Torn from his family with his kingdom lost to him, believed dead by all, Abramm takes himself far into the north to wait for his next move and to wait on the Lord, learning, as he does so, a deeper humility and trust than he had ever possessed before.
Meanwhile his wife is pressed to remarry by her royal family, and the old enemies of Esurh are on the move, aided by the rhu’ema and shadowspawn in a bid for absolute power.
Once again, the morality is excellent. There are instances of believers caving and doing evil, which is an accurate depiction of the struggle between the law of God and the law of man within. Trust, patience, and strength in the Lord are qualities well praised within this book.
There is a great deal of spiritual content in this story. As in the other books, men and women press forward in their faith in God, and juxtaposed to that are heresies and pagan beliefs. Included are the demon rhu’ema and shadowspawn, and the new players which are dragons, considered to be the bestial manifestations of the oldest demons of all. One dragon in particular is obviously meant to be construed as the devil himself, but in a refreshing twist the author makes it plain, reminiscent of the biblical account of Job, that without God’s permission this dragon cannot touch a single saved soul.

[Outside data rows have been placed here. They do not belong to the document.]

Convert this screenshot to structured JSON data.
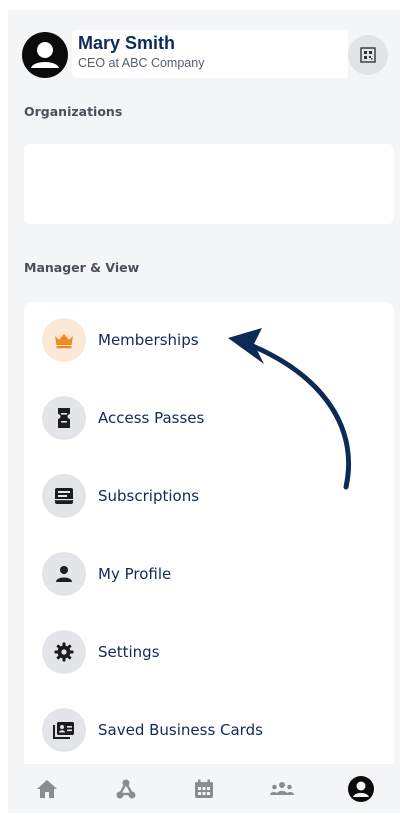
{
  "profile": {
    "name": "Mary Smith",
    "role": "CEO at ABC Company",
    "avatar_icon": "user-avatar-icon",
    "qr_icon": "qr-code-icon"
  },
  "sections": {
    "organizations": "Organizations",
    "manager_view": "Manager & View"
  },
  "menu": [
    {
      "label": "Memberships",
      "icon": "crown-icon",
      "active": true
    },
    {
      "label": "Access Passes",
      "icon": "ticket-icon",
      "active": false
    },
    {
      "label": "Subscriptions",
      "icon": "inbox-icon",
      "active": false
    },
    {
      "label": "My Profile",
      "icon": "person-icon",
      "active": false
    },
    {
      "label": "Settings",
      "icon": "gear-icon",
      "active": false
    },
    {
      "label": "Saved Business Cards",
      "icon": "contact-card-icon",
      "active": false
    }
  ],
  "bottom_nav": [
    {
      "icon": "home-icon",
      "active": false
    },
    {
      "icon": "network-icon",
      "active": false
    },
    {
      "icon": "calendar-icon",
      "active": false
    },
    {
      "icon": "group-icon",
      "active": false
    },
    {
      "icon": "profile-icon",
      "active": true
    }
  ],
  "colors": {
    "accent_active": "#f08a1c",
    "navy": "#0f2b5b",
    "icon_dark": "#1c1c1c",
    "nav_inactive": "#8a8c90"
  }
}
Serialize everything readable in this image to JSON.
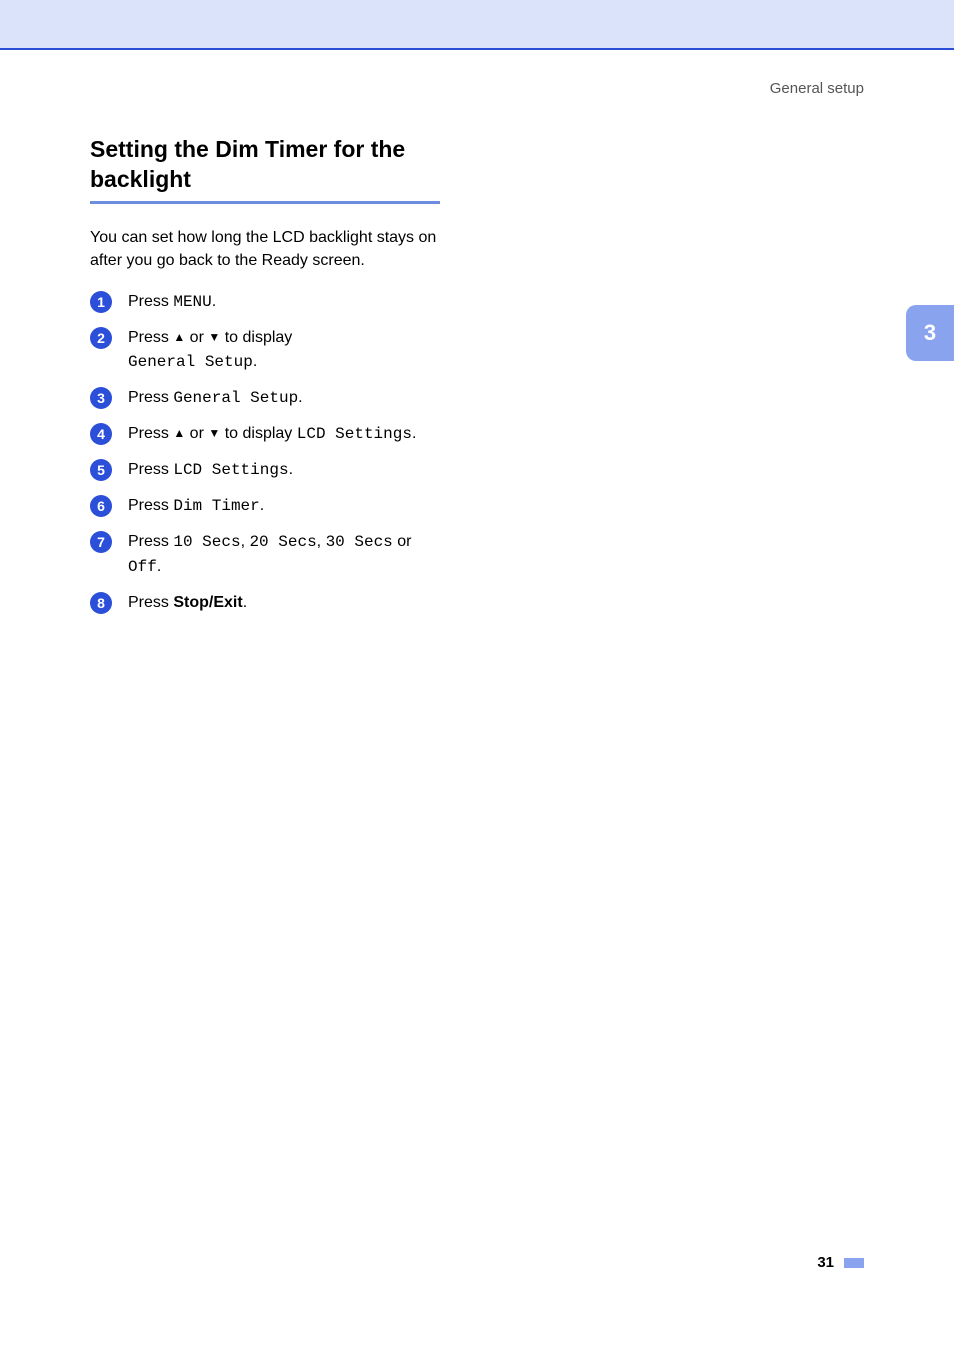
{
  "header": {
    "breadcrumb": "General setup"
  },
  "title": "Setting the Dim Timer for the backlight",
  "intro": "You can set how long the LCD backlight stays on after you go back to the Ready screen.",
  "steps": [
    {
      "num": "1",
      "prefix": "Press ",
      "mono1": "MENU",
      "mid": "",
      "mono2": "",
      "suffix": "."
    },
    {
      "num": "2",
      "prefix": "Press ",
      "up": "▲",
      "conj": " or ",
      "down": "▼",
      "mid": " to display ",
      "mono1": "General Setup",
      "suffix": ".",
      "breakBeforeMono": true
    },
    {
      "num": "3",
      "prefix": "Press ",
      "mono1": "General Setup",
      "suffix": "."
    },
    {
      "num": "4",
      "prefix": "Press ",
      "up": "▲",
      "conj": " or ",
      "down": "▼",
      "mid": " to display ",
      "mono1": "LCD Settings",
      "suffix": "."
    },
    {
      "num": "5",
      "prefix": "Press ",
      "mono1": "LCD Settings",
      "suffix": "."
    },
    {
      "num": "6",
      "prefix": "Press ",
      "mono1": "Dim Timer",
      "suffix": "."
    },
    {
      "num": "7",
      "prefix": "Press ",
      "mono1": "10 Secs",
      "sep1": ", ",
      "mono2": "20 Secs",
      "sep2": ", ",
      "mono3": "30 Secs",
      "mid": " or ",
      "mono4": "Off",
      "suffix": ".",
      "breakBeforeLast": true
    },
    {
      "num": "8",
      "prefix": "Press ",
      "bold": "Stop/Exit",
      "suffix": "."
    }
  ],
  "sideTab": "3",
  "pageNumber": "31"
}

One again there are fights on varying scales, death, starvation, and sickness. The most vivid of these are accounts of those shot with arrows poisoned with a powerful shadowspawn: the infected person exhibits irrationality, depression, horrible doubt, and attributes normally ascribed to unbelievers.

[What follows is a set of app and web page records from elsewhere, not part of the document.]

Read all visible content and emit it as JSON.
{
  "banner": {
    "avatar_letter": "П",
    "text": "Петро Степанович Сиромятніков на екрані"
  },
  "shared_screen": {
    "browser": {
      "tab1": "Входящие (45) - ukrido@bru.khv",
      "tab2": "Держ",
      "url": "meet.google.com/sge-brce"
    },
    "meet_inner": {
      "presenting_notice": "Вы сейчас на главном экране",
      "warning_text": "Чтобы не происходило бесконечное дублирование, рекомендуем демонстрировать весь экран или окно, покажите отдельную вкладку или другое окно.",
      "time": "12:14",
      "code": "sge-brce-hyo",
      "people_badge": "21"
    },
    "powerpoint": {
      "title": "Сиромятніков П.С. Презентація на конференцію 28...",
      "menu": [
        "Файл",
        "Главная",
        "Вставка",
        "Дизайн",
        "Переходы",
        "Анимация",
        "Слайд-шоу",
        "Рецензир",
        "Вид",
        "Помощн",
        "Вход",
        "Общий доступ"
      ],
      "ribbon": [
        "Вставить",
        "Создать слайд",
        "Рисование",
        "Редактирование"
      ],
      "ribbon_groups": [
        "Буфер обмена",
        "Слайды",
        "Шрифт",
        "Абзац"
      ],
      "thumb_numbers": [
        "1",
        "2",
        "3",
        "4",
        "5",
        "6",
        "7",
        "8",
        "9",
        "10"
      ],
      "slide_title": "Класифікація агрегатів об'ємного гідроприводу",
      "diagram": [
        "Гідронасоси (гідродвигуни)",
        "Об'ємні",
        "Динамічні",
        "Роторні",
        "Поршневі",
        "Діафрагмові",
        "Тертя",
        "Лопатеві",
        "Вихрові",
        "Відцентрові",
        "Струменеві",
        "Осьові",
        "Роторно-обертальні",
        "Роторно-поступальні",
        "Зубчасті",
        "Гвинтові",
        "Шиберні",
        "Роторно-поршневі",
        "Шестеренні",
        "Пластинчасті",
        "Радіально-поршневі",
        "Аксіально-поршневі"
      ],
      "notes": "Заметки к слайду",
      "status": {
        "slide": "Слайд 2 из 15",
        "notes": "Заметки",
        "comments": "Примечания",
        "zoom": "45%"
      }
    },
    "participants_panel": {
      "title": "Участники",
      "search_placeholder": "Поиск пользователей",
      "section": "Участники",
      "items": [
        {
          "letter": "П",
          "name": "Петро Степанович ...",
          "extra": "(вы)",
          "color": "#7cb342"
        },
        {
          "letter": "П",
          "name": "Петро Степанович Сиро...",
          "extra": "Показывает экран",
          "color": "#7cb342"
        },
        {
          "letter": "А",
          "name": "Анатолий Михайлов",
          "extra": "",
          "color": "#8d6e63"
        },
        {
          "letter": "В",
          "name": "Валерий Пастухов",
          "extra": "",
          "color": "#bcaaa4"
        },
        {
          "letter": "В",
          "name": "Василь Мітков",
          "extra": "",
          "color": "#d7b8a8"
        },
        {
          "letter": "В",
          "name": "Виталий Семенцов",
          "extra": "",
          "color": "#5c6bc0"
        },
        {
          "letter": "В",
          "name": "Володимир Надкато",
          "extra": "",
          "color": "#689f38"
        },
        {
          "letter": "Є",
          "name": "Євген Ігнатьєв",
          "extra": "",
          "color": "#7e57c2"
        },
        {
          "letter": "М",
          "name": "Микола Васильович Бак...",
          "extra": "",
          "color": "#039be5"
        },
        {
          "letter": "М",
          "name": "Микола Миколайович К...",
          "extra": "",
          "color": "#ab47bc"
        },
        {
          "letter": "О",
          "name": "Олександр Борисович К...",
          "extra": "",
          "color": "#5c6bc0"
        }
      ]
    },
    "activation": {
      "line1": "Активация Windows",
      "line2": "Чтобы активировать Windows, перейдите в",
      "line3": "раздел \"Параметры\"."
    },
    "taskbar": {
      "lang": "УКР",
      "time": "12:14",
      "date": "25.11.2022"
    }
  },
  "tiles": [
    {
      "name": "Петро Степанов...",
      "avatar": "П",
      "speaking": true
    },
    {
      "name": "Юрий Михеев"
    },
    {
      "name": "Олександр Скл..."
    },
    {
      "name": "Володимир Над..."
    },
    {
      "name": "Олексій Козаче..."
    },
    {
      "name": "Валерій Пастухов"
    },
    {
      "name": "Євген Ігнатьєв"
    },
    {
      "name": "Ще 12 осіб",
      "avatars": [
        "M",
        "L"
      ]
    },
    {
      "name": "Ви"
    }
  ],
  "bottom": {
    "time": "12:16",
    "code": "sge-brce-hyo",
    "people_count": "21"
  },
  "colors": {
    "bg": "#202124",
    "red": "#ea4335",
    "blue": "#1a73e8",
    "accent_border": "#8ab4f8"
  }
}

Drug and Alcohol Content
Wine is consumed; poison is used to kill people.
Men and their wives have intercourse, but this is described delicately. One shadowspawn is known for rousing men’s affections, and this can get very awkward for the reader.
Crude or Profane Language or Content

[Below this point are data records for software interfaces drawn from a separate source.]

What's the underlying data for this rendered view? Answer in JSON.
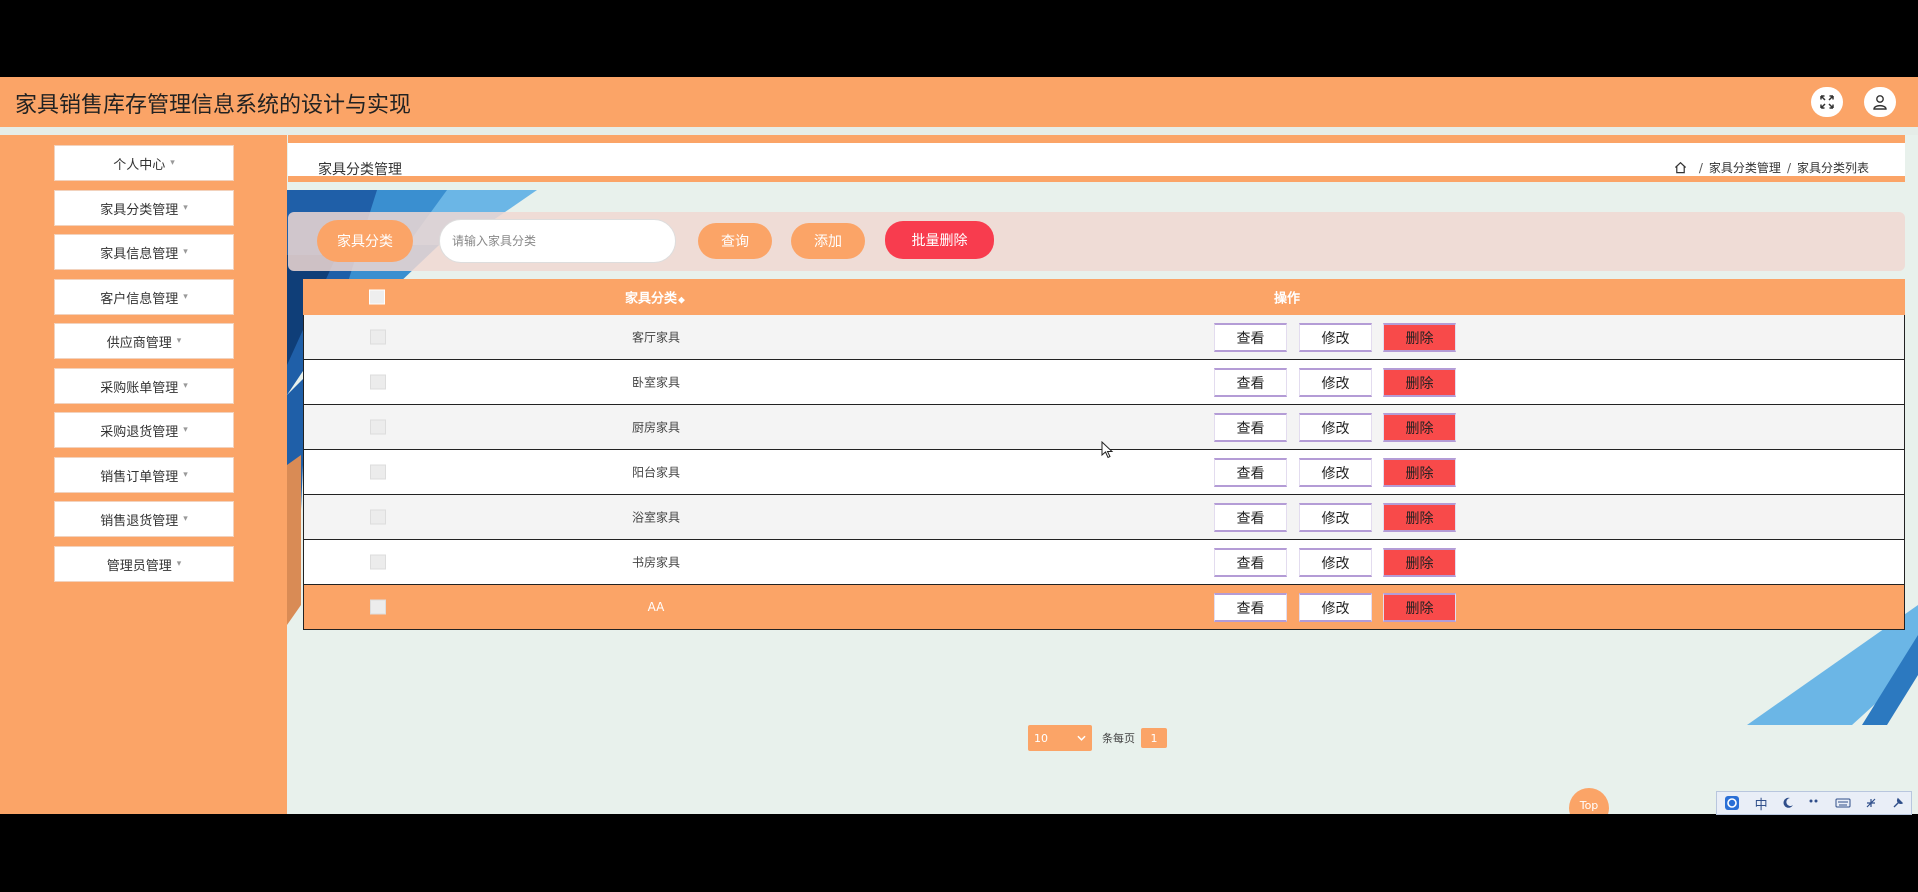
{
  "header": {
    "title": "家具销售库存管理信息系统的设计与实现",
    "fullscreen_icon": "expand-icon",
    "user_icon": "user-icon"
  },
  "sidebar": {
    "items": [
      {
        "label": "个人中心"
      },
      {
        "label": "家具分类管理"
      },
      {
        "label": "家具信息管理"
      },
      {
        "label": "客户信息管理"
      },
      {
        "label": "供应商管理"
      },
      {
        "label": "采购账单管理"
      },
      {
        "label": "采购退货管理"
      },
      {
        "label": "销售订单管理"
      },
      {
        "label": "销售退货管理"
      },
      {
        "label": "管理员管理"
      }
    ]
  },
  "page": {
    "title": "家具分类管理",
    "breadcrumb": [
      "家具分类管理",
      "家具分类列表"
    ]
  },
  "search": {
    "label": "家具分类",
    "placeholder": "请输入家具分类",
    "query_label": "查询",
    "add_label": "添加",
    "batch_delete_label": "批量删除"
  },
  "table": {
    "columns": [
      "家具分类",
      "操作"
    ],
    "sort_glyph": "◆",
    "actions": {
      "view": "查看",
      "edit": "修改",
      "delete": "删除"
    },
    "rows": [
      {
        "name": "客厅家具"
      },
      {
        "name": "卧室家具"
      },
      {
        "name": "厨房家具"
      },
      {
        "name": "阳台家具"
      },
      {
        "name": "浴室家具"
      },
      {
        "name": "书房家具"
      },
      {
        "name": "AA"
      }
    ]
  },
  "pagination": {
    "page_size": "10",
    "page_size_label": "条每页",
    "current_page": "1"
  },
  "back_to_top": "Top",
  "ime": {
    "mode": "中"
  },
  "colors": {
    "accent": "#fba467",
    "danger": "#f84a4a",
    "content_bg": "#e8f1ec"
  }
}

Mild oaths are used.
Some people have wished there was more beyond this book, but the author leaves the future open to the characters, giving the readers a glimpse of bright promise at the end so that it ends on a high and biblical note. Like Job, Abramm has everything torn away: his family, his throne, even, in some senses, his life; and he comes to realize that all he needs is what he is left with: his God and his service to his God. Having given all into God’s hands, he finds himself receiving more than he ever lost, which is what makes this story shine as it does with truth. Beautifully vivid, this fantastical tale helps sing out the praises of a biblical truth so little pondered.